▸ **Activity**:
Would you retype every entry that follows without altering a word?

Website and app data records
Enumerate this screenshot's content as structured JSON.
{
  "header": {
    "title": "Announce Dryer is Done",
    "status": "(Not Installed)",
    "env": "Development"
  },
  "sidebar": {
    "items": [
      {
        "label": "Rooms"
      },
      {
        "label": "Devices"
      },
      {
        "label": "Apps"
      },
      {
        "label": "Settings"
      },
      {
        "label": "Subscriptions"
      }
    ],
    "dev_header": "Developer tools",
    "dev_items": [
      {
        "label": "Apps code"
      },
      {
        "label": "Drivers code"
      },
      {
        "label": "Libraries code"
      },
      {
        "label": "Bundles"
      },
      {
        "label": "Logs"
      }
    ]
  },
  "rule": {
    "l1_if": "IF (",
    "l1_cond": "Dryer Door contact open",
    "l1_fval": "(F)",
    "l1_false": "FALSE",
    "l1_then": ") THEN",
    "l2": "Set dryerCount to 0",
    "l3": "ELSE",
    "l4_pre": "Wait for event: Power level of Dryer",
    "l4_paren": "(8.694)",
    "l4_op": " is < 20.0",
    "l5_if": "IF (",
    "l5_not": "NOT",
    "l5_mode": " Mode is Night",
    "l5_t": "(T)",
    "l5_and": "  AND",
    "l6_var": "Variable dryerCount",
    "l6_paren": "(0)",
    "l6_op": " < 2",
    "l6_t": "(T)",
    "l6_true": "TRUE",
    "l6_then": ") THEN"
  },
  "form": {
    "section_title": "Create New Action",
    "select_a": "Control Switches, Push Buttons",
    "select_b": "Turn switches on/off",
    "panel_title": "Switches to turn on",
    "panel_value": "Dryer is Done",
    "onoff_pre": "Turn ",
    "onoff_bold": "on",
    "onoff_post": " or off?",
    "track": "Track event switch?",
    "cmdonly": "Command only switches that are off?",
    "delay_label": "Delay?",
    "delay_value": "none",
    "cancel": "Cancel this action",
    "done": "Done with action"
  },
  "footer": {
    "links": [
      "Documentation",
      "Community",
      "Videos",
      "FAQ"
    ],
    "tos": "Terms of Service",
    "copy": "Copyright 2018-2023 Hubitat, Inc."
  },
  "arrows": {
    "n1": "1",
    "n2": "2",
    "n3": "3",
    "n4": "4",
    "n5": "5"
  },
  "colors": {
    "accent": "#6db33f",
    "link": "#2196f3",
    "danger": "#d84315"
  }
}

▸ **Written solution**:
Enumerate this screenshot's content as structured JSON.
{
  "header": {
    "title": "Announce Dryer is Done",
    "status": "(Not Installed)",
    "env": "Development"
  },
  "sidebar": {
    "items": [
      {
        "label": "Rooms"
      },
      {
        "label": "Devices"
      },
      {
        "label": "Apps"
      },
      {
        "label": "Settings"
      },
      {
        "label": "Subscriptions"
      }
    ],
    "dev_header": "Developer tools",
    "dev_items": [
      {
        "label": "Apps code"
      },
      {
        "label": "Drivers code"
      },
      {
        "label": "Libraries code"
      },
      {
        "label": "Bundles"
      },
      {
        "label": "Logs"
      }
    ]
  },
  "rule": {
    "l1_if": "IF (",
    "l1_cond": "Dryer Door contact open",
    "l1_fval": "(F)",
    "l1_false": "FALSE",
    "l1_then": ") THEN",
    "l2": "Set dryerCount to 0",
    "l3": "ELSE",
    "l4_pre": "Wait for event: Power level of Dryer",
    "l4_paren": "(8.694)",
    "l4_op": " is < 20.0",
    "l5_if": "IF (",
    "l5_not": "NOT",
    "l5_mode": " Mode is Night",
    "l5_t": "(T)",
    "l5_and": "  AND",
    "l6_var": "Variable dryerCount",
    "l6_paren": "(0)",
    "l6_op": " < 2",
    "l6_t": "(T)",
    "l6_true": "TRUE",
    "l6_then": ") THEN"
  },
  "form": {
    "section_title": "Create New Action",
    "select_a": "Control Switches, Push Buttons",
    "select_b": "Turn switches on/off",
    "panel_title": "Switches to turn on",
    "panel_value": "Dryer is Done",
    "onoff_pre": "Turn ",
    "onoff_bold": "on",
    "onoff_post": " or off?",
    "track": "Track event switch?",
    "cmdonly": "Command only switches that are off?",
    "delay_label": "Delay?",
    "delay_value": "none",
    "cancel": "Cancel this action",
    "done": "Done with action"
  },
  "footer": {
    "links": [
      "Documentation",
      "Community",
      "Videos",
      "FAQ"
    ],
    "tos": "Terms of Service",
    "copy": "Copyright 2018-2023 Hubitat, Inc."
  },
  "arrows": {
    "n1": "1",
    "n2": "2",
    "n3": "3",
    "n4": "4",
    "n5": "5"
  },
  "colors": {
    "accent": "#6db33f",
    "link": "#2196f3",
    "danger": "#d84315"
  }
}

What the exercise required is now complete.